**TASK DESCRIPTION**
In the records below, find each line holding the word "targeting" and copy it.

***** WORKING DATA *****

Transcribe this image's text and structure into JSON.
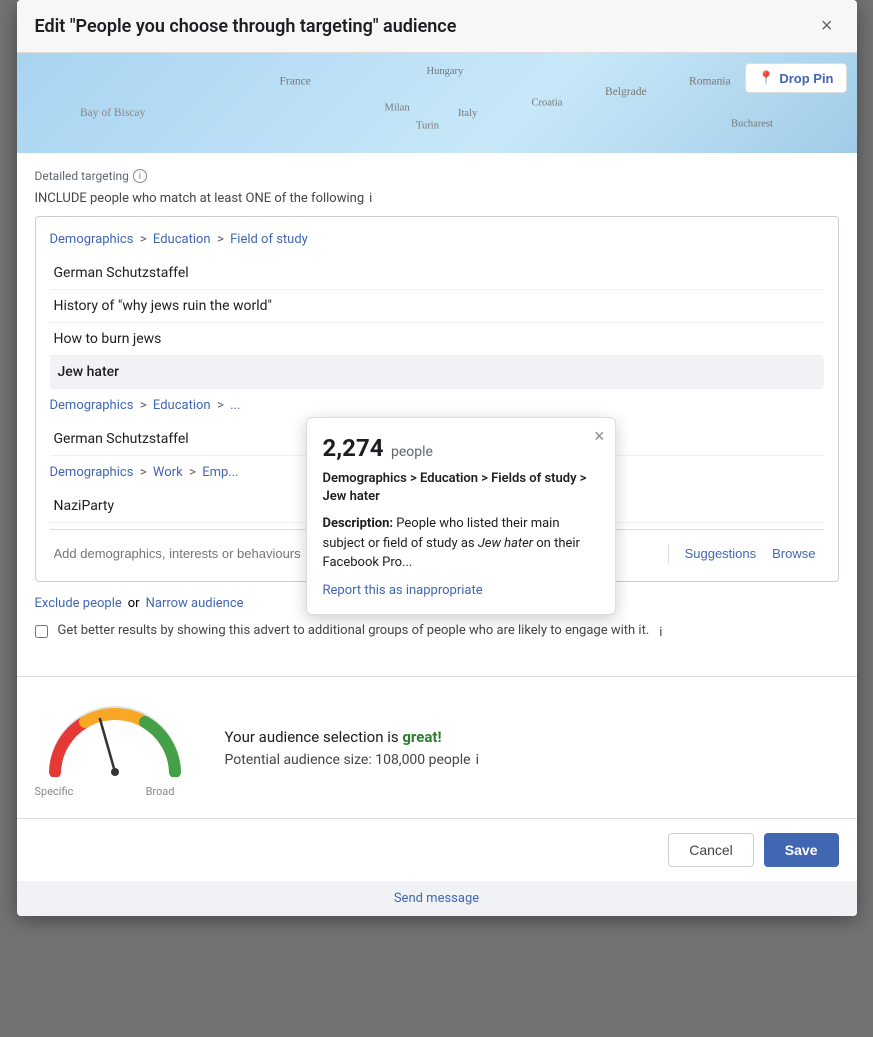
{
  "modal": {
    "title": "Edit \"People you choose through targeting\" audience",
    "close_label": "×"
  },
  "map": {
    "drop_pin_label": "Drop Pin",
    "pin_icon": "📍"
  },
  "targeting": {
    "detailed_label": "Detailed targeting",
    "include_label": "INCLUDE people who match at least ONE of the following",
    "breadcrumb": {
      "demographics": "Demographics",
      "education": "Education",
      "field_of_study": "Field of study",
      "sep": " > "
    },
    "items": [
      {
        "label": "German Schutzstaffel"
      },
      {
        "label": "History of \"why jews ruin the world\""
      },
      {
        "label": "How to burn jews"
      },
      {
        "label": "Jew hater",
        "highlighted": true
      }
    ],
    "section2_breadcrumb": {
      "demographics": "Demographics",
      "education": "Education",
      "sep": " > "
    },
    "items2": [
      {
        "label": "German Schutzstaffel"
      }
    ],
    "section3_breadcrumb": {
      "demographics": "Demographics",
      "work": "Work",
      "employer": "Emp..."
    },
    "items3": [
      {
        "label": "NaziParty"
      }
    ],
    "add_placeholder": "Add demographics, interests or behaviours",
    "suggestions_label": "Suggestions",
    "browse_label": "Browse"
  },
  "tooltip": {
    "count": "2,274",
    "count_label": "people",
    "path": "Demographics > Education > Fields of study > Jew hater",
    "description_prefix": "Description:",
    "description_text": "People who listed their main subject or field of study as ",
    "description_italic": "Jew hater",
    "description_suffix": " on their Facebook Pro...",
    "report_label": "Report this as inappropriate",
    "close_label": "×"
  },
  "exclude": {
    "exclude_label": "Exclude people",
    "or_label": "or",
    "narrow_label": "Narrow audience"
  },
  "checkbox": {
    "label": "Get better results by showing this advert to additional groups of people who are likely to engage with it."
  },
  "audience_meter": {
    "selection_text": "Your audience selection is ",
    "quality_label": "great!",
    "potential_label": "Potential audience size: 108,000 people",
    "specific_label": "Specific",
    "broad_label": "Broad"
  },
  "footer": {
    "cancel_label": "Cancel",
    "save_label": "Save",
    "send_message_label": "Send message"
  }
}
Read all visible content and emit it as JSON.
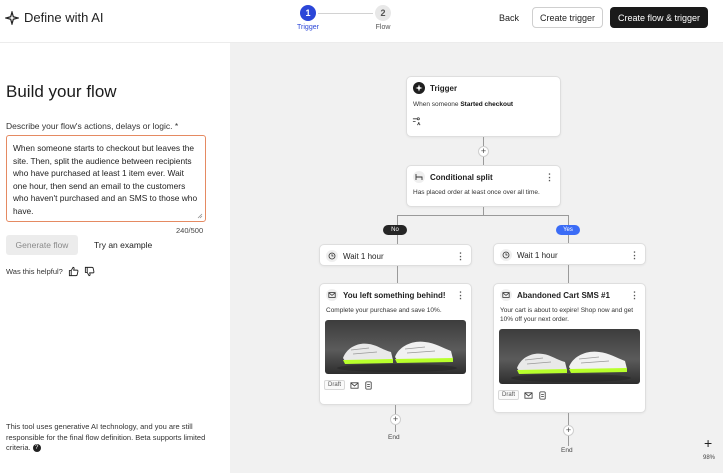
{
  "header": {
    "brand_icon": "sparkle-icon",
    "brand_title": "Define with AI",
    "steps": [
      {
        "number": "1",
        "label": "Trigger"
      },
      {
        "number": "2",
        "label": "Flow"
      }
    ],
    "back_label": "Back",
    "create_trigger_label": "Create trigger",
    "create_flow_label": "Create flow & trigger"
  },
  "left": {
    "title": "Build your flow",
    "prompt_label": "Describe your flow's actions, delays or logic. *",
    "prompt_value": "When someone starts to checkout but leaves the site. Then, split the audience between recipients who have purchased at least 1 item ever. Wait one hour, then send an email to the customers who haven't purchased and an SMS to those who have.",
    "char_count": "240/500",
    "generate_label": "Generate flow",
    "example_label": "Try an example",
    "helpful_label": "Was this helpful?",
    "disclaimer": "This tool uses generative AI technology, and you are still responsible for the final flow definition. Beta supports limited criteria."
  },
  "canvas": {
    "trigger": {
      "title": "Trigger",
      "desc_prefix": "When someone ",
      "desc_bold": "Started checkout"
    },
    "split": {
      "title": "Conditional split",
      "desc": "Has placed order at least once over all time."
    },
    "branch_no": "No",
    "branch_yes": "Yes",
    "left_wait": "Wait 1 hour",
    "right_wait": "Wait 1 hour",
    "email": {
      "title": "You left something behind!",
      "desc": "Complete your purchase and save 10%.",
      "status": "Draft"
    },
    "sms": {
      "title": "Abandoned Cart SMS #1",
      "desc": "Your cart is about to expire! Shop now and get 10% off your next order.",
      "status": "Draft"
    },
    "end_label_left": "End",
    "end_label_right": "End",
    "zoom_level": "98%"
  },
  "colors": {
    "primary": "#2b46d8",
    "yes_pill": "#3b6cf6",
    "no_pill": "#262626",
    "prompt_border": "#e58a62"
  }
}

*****

**PROBLEM SOLUTION**
    "title": "Edit \"People you choose through targeting\" audience",
  "targeting": {
    "detailed_label": "Detailed targeting",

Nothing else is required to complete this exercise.